**Problem to solve**
Please return all lines of the data below containing the string "title".

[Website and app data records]
*** Block opens ***

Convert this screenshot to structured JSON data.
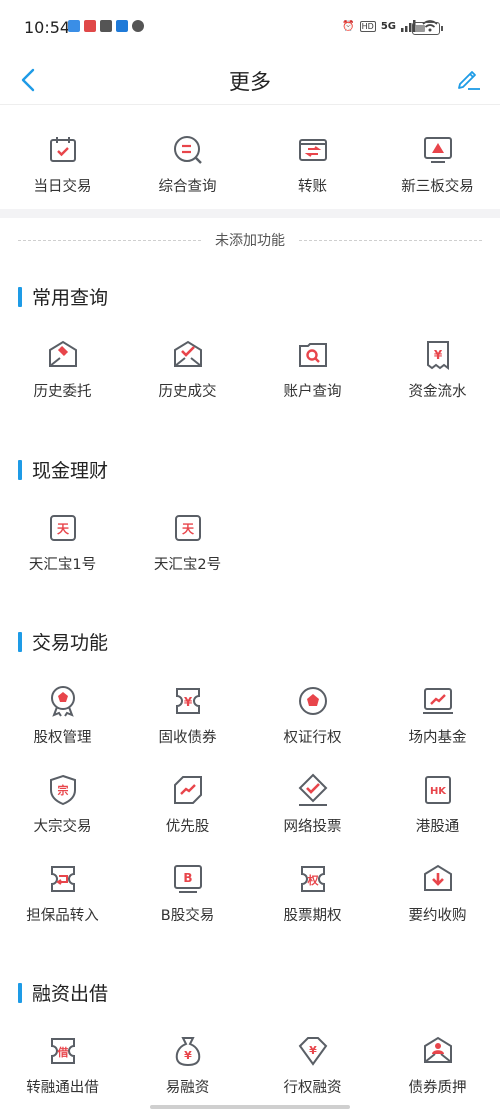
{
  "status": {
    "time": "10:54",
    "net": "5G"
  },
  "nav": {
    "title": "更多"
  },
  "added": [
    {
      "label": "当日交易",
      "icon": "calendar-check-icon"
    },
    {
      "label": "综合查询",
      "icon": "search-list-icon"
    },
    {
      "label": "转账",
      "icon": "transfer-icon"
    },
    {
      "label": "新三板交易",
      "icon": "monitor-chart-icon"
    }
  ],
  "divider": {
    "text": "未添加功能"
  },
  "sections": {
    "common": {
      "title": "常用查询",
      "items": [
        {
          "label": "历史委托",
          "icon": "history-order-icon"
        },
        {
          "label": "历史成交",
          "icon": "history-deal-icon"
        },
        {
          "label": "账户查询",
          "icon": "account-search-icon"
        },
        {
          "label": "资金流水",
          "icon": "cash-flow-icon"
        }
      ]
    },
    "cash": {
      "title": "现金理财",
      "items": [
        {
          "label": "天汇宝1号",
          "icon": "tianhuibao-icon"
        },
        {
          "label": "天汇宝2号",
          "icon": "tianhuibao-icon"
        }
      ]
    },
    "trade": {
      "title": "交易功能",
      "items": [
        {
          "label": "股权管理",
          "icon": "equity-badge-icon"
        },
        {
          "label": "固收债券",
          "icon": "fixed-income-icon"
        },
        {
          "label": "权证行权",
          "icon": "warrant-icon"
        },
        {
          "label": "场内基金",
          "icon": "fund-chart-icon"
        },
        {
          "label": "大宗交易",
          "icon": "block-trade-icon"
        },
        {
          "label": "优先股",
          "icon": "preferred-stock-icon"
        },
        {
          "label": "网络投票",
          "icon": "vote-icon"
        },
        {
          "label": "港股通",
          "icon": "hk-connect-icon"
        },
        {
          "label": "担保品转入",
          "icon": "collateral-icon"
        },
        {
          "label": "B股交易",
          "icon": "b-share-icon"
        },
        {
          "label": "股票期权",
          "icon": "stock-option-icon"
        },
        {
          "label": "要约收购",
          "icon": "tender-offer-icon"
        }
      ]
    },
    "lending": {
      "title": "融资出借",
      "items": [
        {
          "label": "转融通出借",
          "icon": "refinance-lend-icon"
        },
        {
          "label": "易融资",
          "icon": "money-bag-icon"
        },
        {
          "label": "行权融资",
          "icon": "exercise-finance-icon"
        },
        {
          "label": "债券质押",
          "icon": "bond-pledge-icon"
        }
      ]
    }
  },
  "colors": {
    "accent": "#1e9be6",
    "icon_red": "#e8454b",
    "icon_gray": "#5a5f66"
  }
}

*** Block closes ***

**Answer box**
    "title": "更多"
      "title": "常用查询",
      "title": "现金理财",
      "title": "交易功能",
      "title": "融资出借",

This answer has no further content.